It is time for us to talk about posho because as much as we try to deny it, it is a huge part of us as Ugandans. If you have passed through the Ugandan educational system, then you have probably had your fair share of posho (and beans) and then some! But to be honest, I have come to love posho so much that I make it on a weekly basis and I am seriously thinking of many other ways we can celebrate this high energy food. An E-Book perhaps?
I realized that sometimes it hard to put some processes into words so I have made a small video to demonstrate the basic procedure of making posho. While doing my research, I also realized that there are many ways to make posho. For example in Kenya, they prefer it a little bit harder than in Uganda while in Southern Africa (Zambia and Zimbabwe), it is preferred a little softer, almost like a thick porridge.
Now with the above in mind here are some observations:

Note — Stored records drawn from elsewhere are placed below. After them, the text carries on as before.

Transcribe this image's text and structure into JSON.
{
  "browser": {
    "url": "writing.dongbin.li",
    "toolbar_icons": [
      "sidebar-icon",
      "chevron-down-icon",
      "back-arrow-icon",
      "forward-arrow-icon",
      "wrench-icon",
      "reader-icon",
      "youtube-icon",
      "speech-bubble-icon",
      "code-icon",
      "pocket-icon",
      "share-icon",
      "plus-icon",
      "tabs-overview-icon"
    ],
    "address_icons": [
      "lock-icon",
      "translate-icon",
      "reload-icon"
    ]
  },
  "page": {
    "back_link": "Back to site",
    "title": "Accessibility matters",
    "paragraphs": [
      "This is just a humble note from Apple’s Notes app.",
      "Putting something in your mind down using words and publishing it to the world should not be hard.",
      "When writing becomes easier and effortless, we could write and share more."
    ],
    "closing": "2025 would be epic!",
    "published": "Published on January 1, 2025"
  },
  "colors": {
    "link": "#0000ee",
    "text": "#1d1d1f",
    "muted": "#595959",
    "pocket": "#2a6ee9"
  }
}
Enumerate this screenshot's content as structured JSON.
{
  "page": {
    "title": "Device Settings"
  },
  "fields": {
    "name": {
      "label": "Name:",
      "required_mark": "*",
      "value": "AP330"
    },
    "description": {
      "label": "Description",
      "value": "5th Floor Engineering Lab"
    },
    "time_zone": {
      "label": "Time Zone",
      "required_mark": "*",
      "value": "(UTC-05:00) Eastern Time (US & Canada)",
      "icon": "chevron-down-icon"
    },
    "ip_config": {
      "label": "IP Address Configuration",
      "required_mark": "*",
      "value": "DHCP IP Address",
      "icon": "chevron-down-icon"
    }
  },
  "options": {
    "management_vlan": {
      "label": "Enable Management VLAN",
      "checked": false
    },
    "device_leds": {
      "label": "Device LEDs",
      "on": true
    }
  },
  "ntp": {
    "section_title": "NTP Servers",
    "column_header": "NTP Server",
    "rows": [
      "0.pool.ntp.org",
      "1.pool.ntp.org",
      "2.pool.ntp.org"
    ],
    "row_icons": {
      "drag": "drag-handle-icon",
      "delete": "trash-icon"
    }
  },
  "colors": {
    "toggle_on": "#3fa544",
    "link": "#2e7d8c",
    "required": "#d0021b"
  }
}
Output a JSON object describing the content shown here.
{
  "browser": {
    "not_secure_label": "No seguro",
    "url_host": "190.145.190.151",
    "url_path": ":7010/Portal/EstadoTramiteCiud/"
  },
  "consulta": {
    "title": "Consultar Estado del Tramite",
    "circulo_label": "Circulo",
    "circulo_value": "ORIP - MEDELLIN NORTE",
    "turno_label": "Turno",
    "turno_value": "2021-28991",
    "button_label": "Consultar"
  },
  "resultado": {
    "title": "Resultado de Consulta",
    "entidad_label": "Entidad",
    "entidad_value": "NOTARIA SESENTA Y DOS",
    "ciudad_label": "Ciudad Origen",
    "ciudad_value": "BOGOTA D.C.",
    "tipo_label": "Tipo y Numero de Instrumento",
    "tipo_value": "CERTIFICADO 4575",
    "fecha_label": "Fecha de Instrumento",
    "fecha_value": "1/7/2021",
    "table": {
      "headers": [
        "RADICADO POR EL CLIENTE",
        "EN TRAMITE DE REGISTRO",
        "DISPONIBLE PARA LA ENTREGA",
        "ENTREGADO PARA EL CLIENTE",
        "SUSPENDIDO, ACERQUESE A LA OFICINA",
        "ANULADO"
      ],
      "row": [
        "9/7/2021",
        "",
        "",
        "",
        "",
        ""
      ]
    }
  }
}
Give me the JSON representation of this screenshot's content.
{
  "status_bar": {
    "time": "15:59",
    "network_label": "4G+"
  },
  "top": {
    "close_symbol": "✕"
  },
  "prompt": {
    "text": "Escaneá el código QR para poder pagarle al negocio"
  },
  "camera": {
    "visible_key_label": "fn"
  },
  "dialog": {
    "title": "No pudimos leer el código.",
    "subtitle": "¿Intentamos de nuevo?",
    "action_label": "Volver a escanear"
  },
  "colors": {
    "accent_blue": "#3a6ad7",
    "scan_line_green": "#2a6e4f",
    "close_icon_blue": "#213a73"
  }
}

- For this video, I used yellow maize flour. Id you have white maize flour, the results will be the same. Yellow flour tastes a little different from white. This is not significant and is only noticeable if you have been eating white flour for quite some time.
- Make sure the water has reached boiling point before adding the flour. this will quicken the cooking process.
- Mingling vigorously and continuously will ensure that you don’t have lumps in your posho
- The mingling duration will range from 15-20 minutes. You can occasionally stop in-between mingling and cover the pan to let the steam inside cook the posho then continue.
- Once you are sure the posho is ready ( and doesn’t taste raw and “flourly”), you can cover the pan and reduce the fire completely so that it can cook in its own steam
Now that we have broken down the process, here is the video.
How do you make posho or its equivalent? Let me know below. Also what do you like to eat it with? I personally find it better with protein sauces and soups.